I’m a primary school teacher and my favourite thing about teaching is story time! I love reading with children and helping them develop a passion for books. I got married last April to my amazing husband, Tim, and we currently live in Somerset with our cat, Otta.
What led to you writing Contemplating Christmas?
I really love Advent and for several years I’ve been giving away a short Advent devotional on my blog. It’s proved to be really popular, so I wanted to offer my readers something more in-depth to help them get the most out of the season.
One of the many things I love about your book is that it is not afraid to face up to the difficult, messy side of life, and to invite readers towards honesty and vulnerability. Can you tell us a little about this side of the book?
Absolutely. I feel like there are a lot of cultural and spiritual expectations that surround how we celebrate Christmas. We’re supposed to be celebrating with the perfect family, the most beautiful decorations, the most expensive presents. We’re supposed to be in awe and wonder at the birth of Jesus. We’re supposed to be incredibly happy all the time. But for a lot of people, Christmas can highlight some of the struggles or suffering we’re facing. We might have a dysfunctional family, or be grieving a loss. We might have a chronic illness that doesn’t take a break for the holidays. I wanted to write a book that acknowledges the pain and difficulties we sometimes face, and make room for people like me, who can find Christmas to be a bittersweet time of the year.
I think Advent is a really good season for us, because it’s a season of waiting. It’s a season for acknowledging the ways that life doesn’t always look like we might want it to. But it’s also a season of hope, where we find out that all is not lost. Sadness doesn’t cancel out joy; the reality of suffering doesn’t mean we can’t find love or peace right where we are. The birth of Jesus means that God is always with us and we don’t have to face anything alone. He came to us once, as a baby, and can come to us again in all the ways we need him to.
Many people feel worn down at Christmas. What advice would you give someone who is struggling to feel part of all the sparkle?
Firstly, be honest about it. You don’t have to pretend everything is ok when it isn’t. Make sure you’re talking to your trusted people about what’s going on and how you feel. Sometimes even just acknowledging that can be a huge relief.
Secondly, be very gentle with yourself. Do the things you know will help – journal, go for a walk, rest, drink enough water. Make sure you’re speaking kindly to yourself, too. We can be our own harshest critics sometimes, but having needs is not a sign of weakness, it’s a sign of being human. You don’t have to have it altogether all the time. Let yourself off that hook.
Finally, look for the small things that spark joy for you. We often imagine joy is only found in the big, exciting ‘Christmas morning’ moments of life, and so we think it’s out of our reach when we’re suffering.

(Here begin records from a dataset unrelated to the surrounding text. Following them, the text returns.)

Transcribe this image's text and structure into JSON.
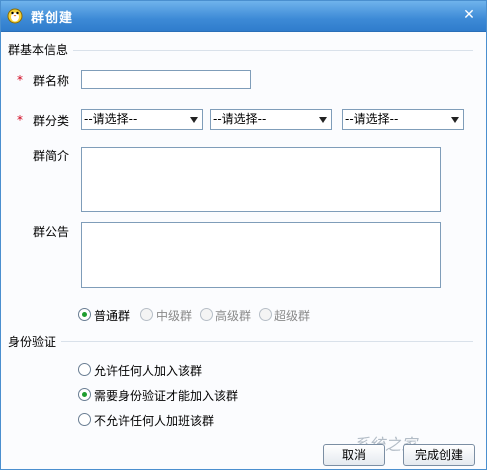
{
  "window": {
    "title": "群创建",
    "close_label": "✕"
  },
  "basic_info": {
    "section_title": "群基本信息",
    "name_label": "群名称",
    "name_value": "",
    "category_label": "群分类",
    "category_selects": [
      "--请选择--",
      "--请选择--",
      "--请选择--"
    ],
    "intro_label": "群简介",
    "intro_value": "",
    "notice_label": "群公告",
    "notice_value": "",
    "required_mark": "*",
    "group_types": [
      {
        "label": "普通群",
        "checked": true,
        "disabled": false
      },
      {
        "label": "中级群",
        "checked": false,
        "disabled": true
      },
      {
        "label": "高级群",
        "checked": false,
        "disabled": true
      },
      {
        "label": "超级群",
        "checked": false,
        "disabled": true
      }
    ]
  },
  "verification": {
    "section_title": "身份验证",
    "options": [
      {
        "label": "允许任何人加入该群",
        "checked": false
      },
      {
        "label": "需要身份验证才能加入该群",
        "checked": true
      },
      {
        "label": "不允许任何人加班该群",
        "checked": false
      }
    ]
  },
  "buttons": {
    "cancel_label": "取消",
    "create_label": "完成创建"
  },
  "watermark": {
    "text": "系统之家"
  },
  "colors": {
    "titlebar": "#3d8ad6",
    "required": "#d0001a",
    "radio_check": "#1f9d2f"
  }
}
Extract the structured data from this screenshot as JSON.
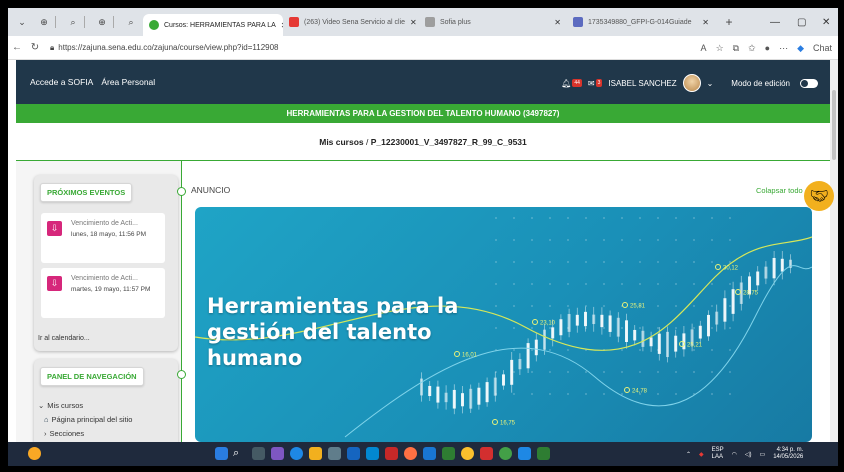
{
  "browser": {
    "tabs": [
      {
        "label": "Cursos: HERRAMIENTAS PARA LA",
        "active": true
      },
      {
        "label": "(263) Video Sena Servicio al clie"
      },
      {
        "label": "Sofia plus"
      },
      {
        "label": "1735349880_GFPI-G-014Guiade"
      }
    ],
    "url": "https://zajuna.sena.edu.co/zajuna/course/view.php?id=112908",
    "chat_label": "Chat"
  },
  "site": {
    "nav": [
      "Accede a SOFIA",
      "Área Personal"
    ],
    "notif_count": "44",
    "msg_count": "3",
    "user_name": "ISABEL SANCHEZ",
    "edit_mode_label": "Modo de edición",
    "course_title": "HERRAMIENTAS PARA LA GESTION DEL TALENTO HUMANO (3497827)",
    "breadcrumb": {
      "root": "Mis cursos",
      "sep": "/",
      "course": "P_12230001_V_3497827_R_99_C_9531"
    }
  },
  "events_block": {
    "title": "PRÓXIMOS EVENTOS",
    "events": [
      {
        "title": "Vencimiento de Acti...",
        "date": "lunes, 18 mayo, 11:56 PM"
      },
      {
        "title": "Vencimiento de Acti...",
        "date": "martes, 19 mayo, 11:57 PM"
      }
    ],
    "calendar_link": "Ir al calendario..."
  },
  "nav_block": {
    "title": "PANEL DE NAVEGACIÓN",
    "items": [
      "Mis cursos",
      "Página principal del sitio",
      "Secciones"
    ]
  },
  "main": {
    "section_label": "ANUNCIO",
    "collapse_label": "Colapsar todo",
    "banner_title_lines": [
      "Herramientas para la",
      "gestión del talento",
      "humano"
    ],
    "chart_labels": [
      "23,10",
      "25,81",
      "16,01",
      "25,21",
      "24,78",
      "16,75",
      "30,12",
      "28,75"
    ]
  },
  "taskbar": {
    "lang": "ESP",
    "lang_sub": "LAA",
    "time": "4:34 p. m.",
    "date": "14/05/2026"
  }
}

But I think joy often feels more attainable when it starts small. So I try to focus on the small things that bring me pleasure in this season – the glow of fairy lights or candles, the taste of a mince pie, the sound of a familiar carol. Small joys won’t erase your pain, but they might help you carry it with a little more ease.
And finally, where can readers find more of your writing – and do you have any future projects in mind?
You can find all my writing at abbyball.substack.com. I’m thinking a lot about how we manage transitions and find hope for the ‘in-between’ times – those moments where what went before is over, but what is coming next hasn’t quite emerged. So I’m mulling over those themes for a future project.
Do you want to win a copy of Contemplating Christmas? Just sign up to my mailing list here. I send occasional newsletters with reflections and news about my books and other writing. You’ll also get a free book and some printable poem prayers. Do drop a message in the comments to enter if you’re already on the list.A brilliant new advent resource from Abby Ball – Contemplating Christmas – Interview and Giveaway Click To Tweet